▶ _Goal of the exercise_
Every line with the string "JSON" should be copied from the data.

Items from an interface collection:
########

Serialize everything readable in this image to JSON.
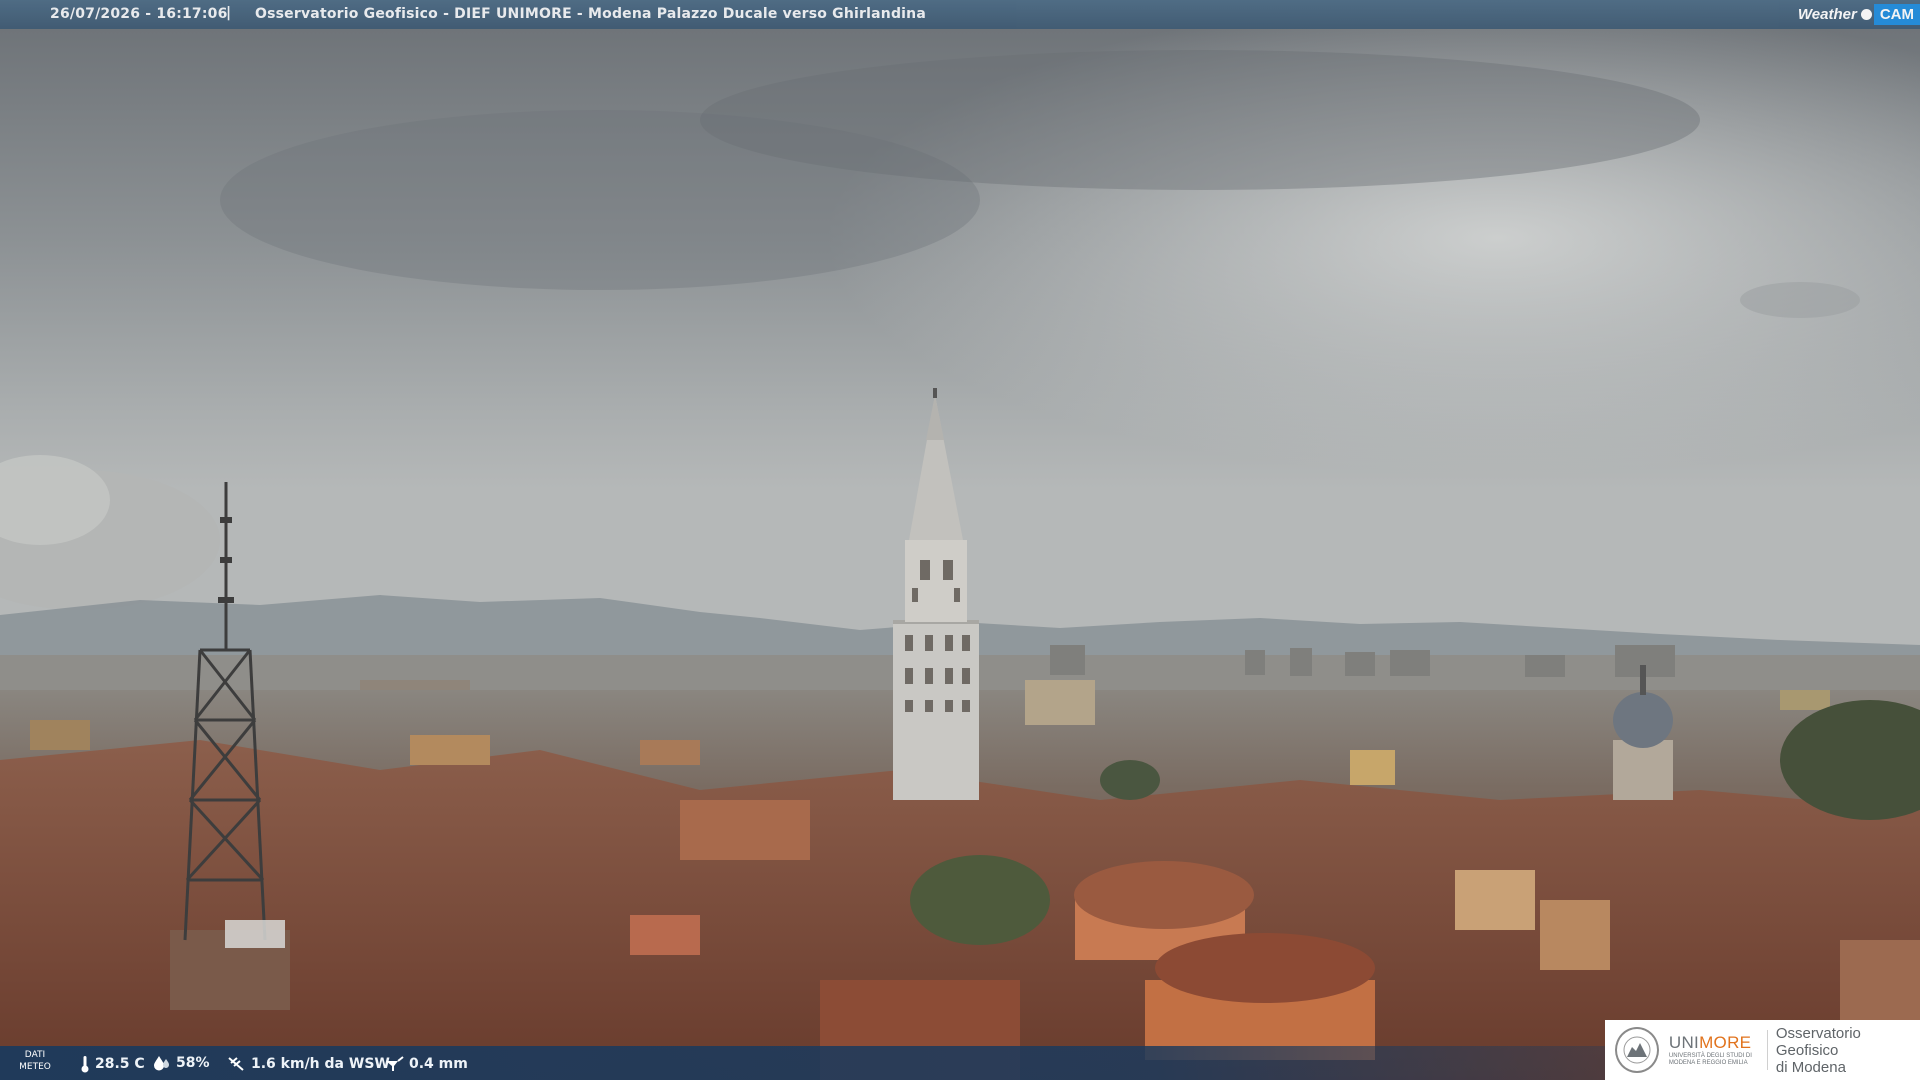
{
  "topbar": {
    "datetime": "26/07/2026 - 16:17:06",
    "separator": "|",
    "title": "Osservatorio Geofisico - DIEF UNIMORE - Modena Palazzo Ducale verso Ghirlandina"
  },
  "logo_weathercam": {
    "left": "Weather",
    "right": "CAM"
  },
  "meteo": {
    "label_line1": "DATI",
    "label_line2": "METEO",
    "temperature": "28.5 C",
    "humidity": "58%",
    "wind": "1.6 km/h da WSW",
    "rain": "0.4 mm"
  },
  "unimore": {
    "brand_a": "UNI",
    "brand_b": "MORE",
    "subtitle": "UNIVERSITÀ DEGLI STUDI DI MODENA E REGGIO EMILIA",
    "obs_line1": "Osservatorio Geofisico",
    "obs_line2": "di Modena"
  },
  "colors": {
    "topbar": "#466480",
    "bottombar": "#1c3a5c",
    "unimore_orange": "#e1731d",
    "weathercam_blue": "#1f8ee0"
  }
}
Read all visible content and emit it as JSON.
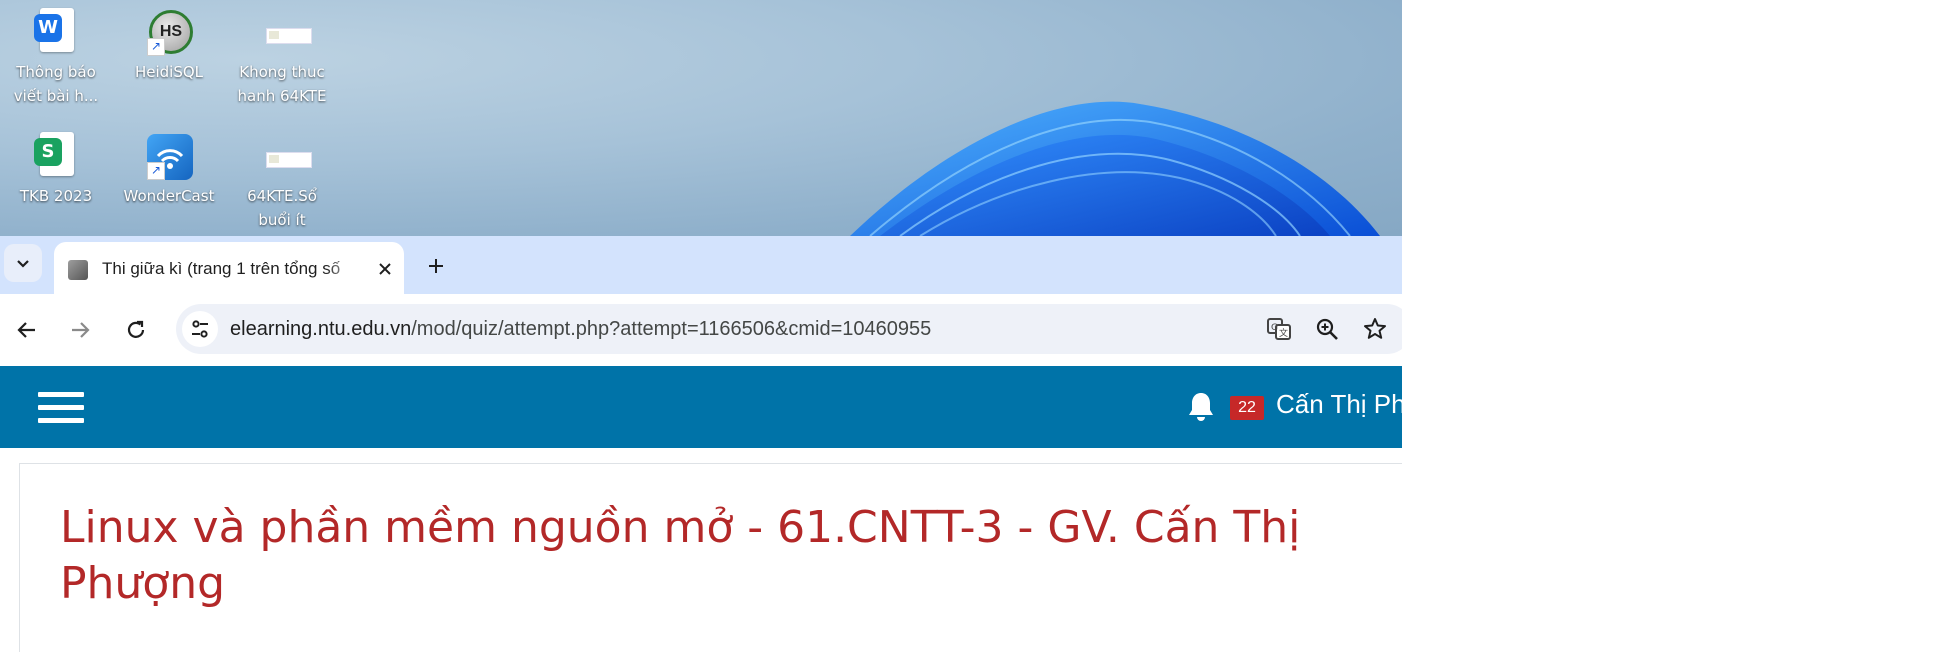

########

▶ _Solution to the problem_
Serialize everything readable in this image to JSON.
Read all visible content and emit it as JSON.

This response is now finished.